**Exercise**
Print the data once more, exactly as supplied.
(Recorded information begins)
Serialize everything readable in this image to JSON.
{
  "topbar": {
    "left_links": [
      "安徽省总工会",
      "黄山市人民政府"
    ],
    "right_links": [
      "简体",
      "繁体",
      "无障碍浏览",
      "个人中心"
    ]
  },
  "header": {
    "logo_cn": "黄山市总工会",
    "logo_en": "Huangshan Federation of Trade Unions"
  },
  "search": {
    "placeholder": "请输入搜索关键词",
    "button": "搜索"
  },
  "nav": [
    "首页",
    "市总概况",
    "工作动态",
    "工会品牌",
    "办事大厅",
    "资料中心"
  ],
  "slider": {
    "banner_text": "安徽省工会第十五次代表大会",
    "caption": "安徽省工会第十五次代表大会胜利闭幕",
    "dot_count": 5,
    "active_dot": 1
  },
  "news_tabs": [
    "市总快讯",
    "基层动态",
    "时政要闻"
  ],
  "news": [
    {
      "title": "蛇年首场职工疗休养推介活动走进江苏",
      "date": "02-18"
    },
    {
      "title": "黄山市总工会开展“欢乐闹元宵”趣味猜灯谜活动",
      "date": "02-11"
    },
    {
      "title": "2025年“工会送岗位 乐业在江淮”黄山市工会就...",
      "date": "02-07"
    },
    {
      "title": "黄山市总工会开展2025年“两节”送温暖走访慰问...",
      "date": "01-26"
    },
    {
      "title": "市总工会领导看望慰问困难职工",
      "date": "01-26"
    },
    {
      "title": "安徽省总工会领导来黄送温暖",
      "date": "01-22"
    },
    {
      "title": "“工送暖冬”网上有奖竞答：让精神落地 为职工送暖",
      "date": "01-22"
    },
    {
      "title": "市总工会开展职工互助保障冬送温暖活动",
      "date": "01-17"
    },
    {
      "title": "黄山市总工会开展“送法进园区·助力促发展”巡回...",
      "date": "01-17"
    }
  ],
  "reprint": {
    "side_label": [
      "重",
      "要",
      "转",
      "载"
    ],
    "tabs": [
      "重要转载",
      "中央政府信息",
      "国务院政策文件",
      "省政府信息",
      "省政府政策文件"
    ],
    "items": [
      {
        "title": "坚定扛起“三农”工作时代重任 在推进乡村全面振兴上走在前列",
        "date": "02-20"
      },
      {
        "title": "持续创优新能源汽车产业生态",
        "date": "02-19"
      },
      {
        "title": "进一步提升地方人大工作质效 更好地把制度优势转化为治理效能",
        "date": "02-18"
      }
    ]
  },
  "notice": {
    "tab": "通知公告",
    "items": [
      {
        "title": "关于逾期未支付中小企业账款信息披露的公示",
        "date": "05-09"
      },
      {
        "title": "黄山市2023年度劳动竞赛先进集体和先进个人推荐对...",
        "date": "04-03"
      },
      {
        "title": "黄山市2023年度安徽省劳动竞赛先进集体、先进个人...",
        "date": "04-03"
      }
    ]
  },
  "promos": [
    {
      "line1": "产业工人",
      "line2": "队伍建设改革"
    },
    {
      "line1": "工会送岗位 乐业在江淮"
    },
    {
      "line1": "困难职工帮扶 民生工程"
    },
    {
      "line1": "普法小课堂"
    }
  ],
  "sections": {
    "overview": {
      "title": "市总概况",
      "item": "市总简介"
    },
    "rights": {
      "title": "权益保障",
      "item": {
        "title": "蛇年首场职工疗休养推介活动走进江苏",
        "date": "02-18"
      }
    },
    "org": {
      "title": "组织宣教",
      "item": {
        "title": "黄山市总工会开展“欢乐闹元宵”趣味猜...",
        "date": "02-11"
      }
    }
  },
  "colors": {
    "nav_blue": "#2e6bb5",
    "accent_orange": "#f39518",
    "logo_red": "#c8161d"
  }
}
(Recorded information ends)
**Written answer**
Serialize everything readable in this image to JSON.
{
  "topbar": {
    "left_links": [
      "安徽省总工会",
      "黄山市人民政府"
    ],
    "right_links": [
      "简体",
      "繁体",
      "无障碍浏览",
      "个人中心"
    ]
  },
  "header": {
    "logo_cn": "黄山市总工会",
    "logo_en": "Huangshan Federation of Trade Unions"
  },
  "search": {
    "placeholder": "请输入搜索关键词",
    "button": "搜索"
  },
  "nav": [
    "首页",
    "市总概况",
    "工作动态",
    "工会品牌",
    "办事大厅",
    "资料中心"
  ],
  "slider": {
    "banner_text": "安徽省工会第十五次代表大会",
    "caption": "安徽省工会第十五次代表大会胜利闭幕",
    "dot_count": 5,
    "active_dot": 1
  },
  "news_tabs": [
    "市总快讯",
    "基层动态",
    "时政要闻"
  ],
  "news": [
    {
      "title": "蛇年首场职工疗休养推介活动走进江苏",
      "date": "02-18"
    },
    {
      "title": "黄山市总工会开展“欢乐闹元宵”趣味猜灯谜活动",
      "date": "02-11"
    },
    {
      "title": "2025年“工会送岗位 乐业在江淮”黄山市工会就...",
      "date": "02-07"
    },
    {
      "title": "黄山市总工会开展2025年“两节”送温暖走访慰问...",
      "date": "01-26"
    },
    {
      "title": "市总工会领导看望慰问困难职工",
      "date": "01-26"
    },
    {
      "title": "安徽省总工会领导来黄送温暖",
      "date": "01-22"
    },
    {
      "title": "“工送暖冬”网上有奖竞答：让精神落地 为职工送暖",
      "date": "01-22"
    },
    {
      "title": "市总工会开展职工互助保障冬送温暖活动",
      "date": "01-17"
    },
    {
      "title": "黄山市总工会开展“送法进园区·助力促发展”巡回...",
      "date": "01-17"
    }
  ],
  "reprint": {
    "side_label": [
      "重",
      "要",
      "转",
      "载"
    ],
    "tabs": [
      "重要转载",
      "中央政府信息",
      "国务院政策文件",
      "省政府信息",
      "省政府政策文件"
    ],
    "items": [
      {
        "title": "坚定扛起“三农”工作时代重任 在推进乡村全面振兴上走在前列",
        "date": "02-20"
      },
      {
        "title": "持续创优新能源汽车产业生态",
        "date": "02-19"
      },
      {
        "title": "进一步提升地方人大工作质效 更好地把制度优势转化为治理效能",
        "date": "02-18"
      }
    ]
  },
  "notice": {
    "tab": "通知公告",
    "items": [
      {
        "title": "关于逾期未支付中小企业账款信息披露的公示",
        "date": "05-09"
      },
      {
        "title": "黄山市2023年度劳动竞赛先进集体和先进个人推荐对...",
        "date": "04-03"
      },
      {
        "title": "黄山市2023年度安徽省劳动竞赛先进集体、先进个人...",
        "date": "04-03"
      }
    ]
  },
  "promos": [
    {
      "line1": "产业工人",
      "line2": "队伍建设改革"
    },
    {
      "line1": "工会送岗位 乐业在江淮"
    },
    {
      "line1": "困难职工帮扶 民生工程"
    },
    {
      "line1": "普法小课堂"
    }
  ],
  "sections": {
    "overview": {
      "title": "市总概况",
      "item": "市总简介"
    },
    "rights": {
      "title": "权益保障",
      "item": {
        "title": "蛇年首场职工疗休养推介活动走进江苏",
        "date": "02-18"
      }
    },
    "org": {
      "title": "组织宣教",
      "item": {
        "title": "黄山市总工会开展“欢乐闹元宵”趣味猜...",
        "date": "02-11"
      }
    }
  },
  "colors": {
    "nav_blue": "#2e6bb5",
    "accent_orange": "#f39518",
    "logo_red": "#c8161d"
  }
}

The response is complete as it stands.